■ **Your instructions**
A verbatim restatement of the data, free of pictures, is what you should output.

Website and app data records
[Start of Attachment]
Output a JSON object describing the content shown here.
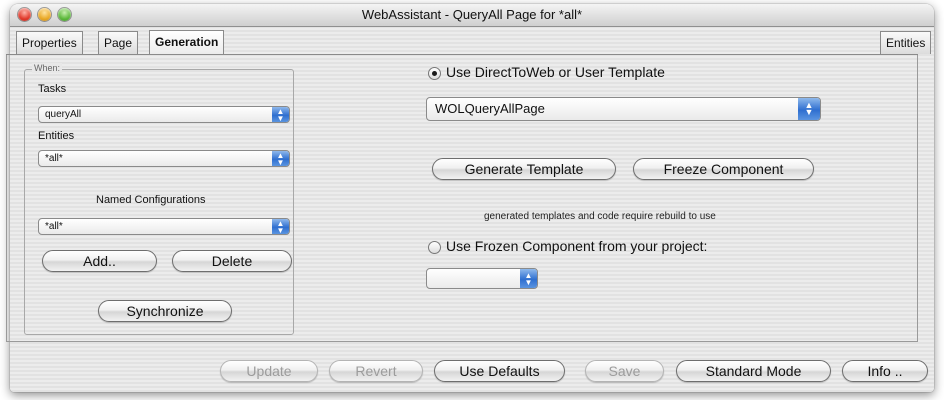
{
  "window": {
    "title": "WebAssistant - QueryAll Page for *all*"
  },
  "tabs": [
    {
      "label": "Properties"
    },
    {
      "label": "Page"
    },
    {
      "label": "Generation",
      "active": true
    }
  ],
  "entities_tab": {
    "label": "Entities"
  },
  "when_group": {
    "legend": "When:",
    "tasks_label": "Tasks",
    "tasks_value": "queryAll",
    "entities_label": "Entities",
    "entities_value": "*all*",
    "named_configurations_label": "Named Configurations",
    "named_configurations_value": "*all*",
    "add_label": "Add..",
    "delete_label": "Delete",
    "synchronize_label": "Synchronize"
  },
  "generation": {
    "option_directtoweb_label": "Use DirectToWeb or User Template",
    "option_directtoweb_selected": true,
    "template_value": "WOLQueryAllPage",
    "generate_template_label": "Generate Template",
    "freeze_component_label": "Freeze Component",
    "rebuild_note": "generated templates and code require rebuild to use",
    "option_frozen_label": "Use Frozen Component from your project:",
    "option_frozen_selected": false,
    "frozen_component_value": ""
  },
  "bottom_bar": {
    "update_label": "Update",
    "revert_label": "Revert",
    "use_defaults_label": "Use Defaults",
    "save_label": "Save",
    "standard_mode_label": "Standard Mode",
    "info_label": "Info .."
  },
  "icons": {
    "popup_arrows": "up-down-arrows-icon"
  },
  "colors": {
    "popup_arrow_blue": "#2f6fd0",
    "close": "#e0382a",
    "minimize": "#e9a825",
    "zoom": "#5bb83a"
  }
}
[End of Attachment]
■ **The completed task**
Output a JSON object describing the content shown here.
{
  "window": {
    "title": "WebAssistant - QueryAll Page for *all*"
  },
  "tabs": [
    {
      "label": "Properties"
    },
    {
      "label": "Page"
    },
    {
      "label": "Generation",
      "active": true
    }
  ],
  "entities_tab": {
    "label": "Entities"
  },
  "when_group": {
    "legend": "When:",
    "tasks_label": "Tasks",
    "tasks_value": "queryAll",
    "entities_label": "Entities",
    "entities_value": "*all*",
    "named_configurations_label": "Named Configurations",
    "named_configurations_value": "*all*",
    "add_label": "Add..",
    "delete_label": "Delete",
    "synchronize_label": "Synchronize"
  },
  "generation": {
    "option_directtoweb_label": "Use DirectToWeb or User Template",
    "option_directtoweb_selected": true,
    "template_value": "WOLQueryAllPage",
    "generate_template_label": "Generate Template",
    "freeze_component_label": "Freeze Component",
    "rebuild_note": "generated templates and code require rebuild to use",
    "option_frozen_label": "Use Frozen Component from your project:",
    "option_frozen_selected": false,
    "frozen_component_value": ""
  },
  "bottom_bar": {
    "update_label": "Update",
    "revert_label": "Revert",
    "use_defaults_label": "Use Defaults",
    "save_label": "Save",
    "standard_mode_label": "Standard Mode",
    "info_label": "Info .."
  },
  "icons": {
    "popup_arrows": "up-down-arrows-icon"
  },
  "colors": {
    "popup_arrow_blue": "#2f6fd0",
    "close": "#e0382a",
    "minimize": "#e9a825",
    "zoom": "#5bb83a"
  }
}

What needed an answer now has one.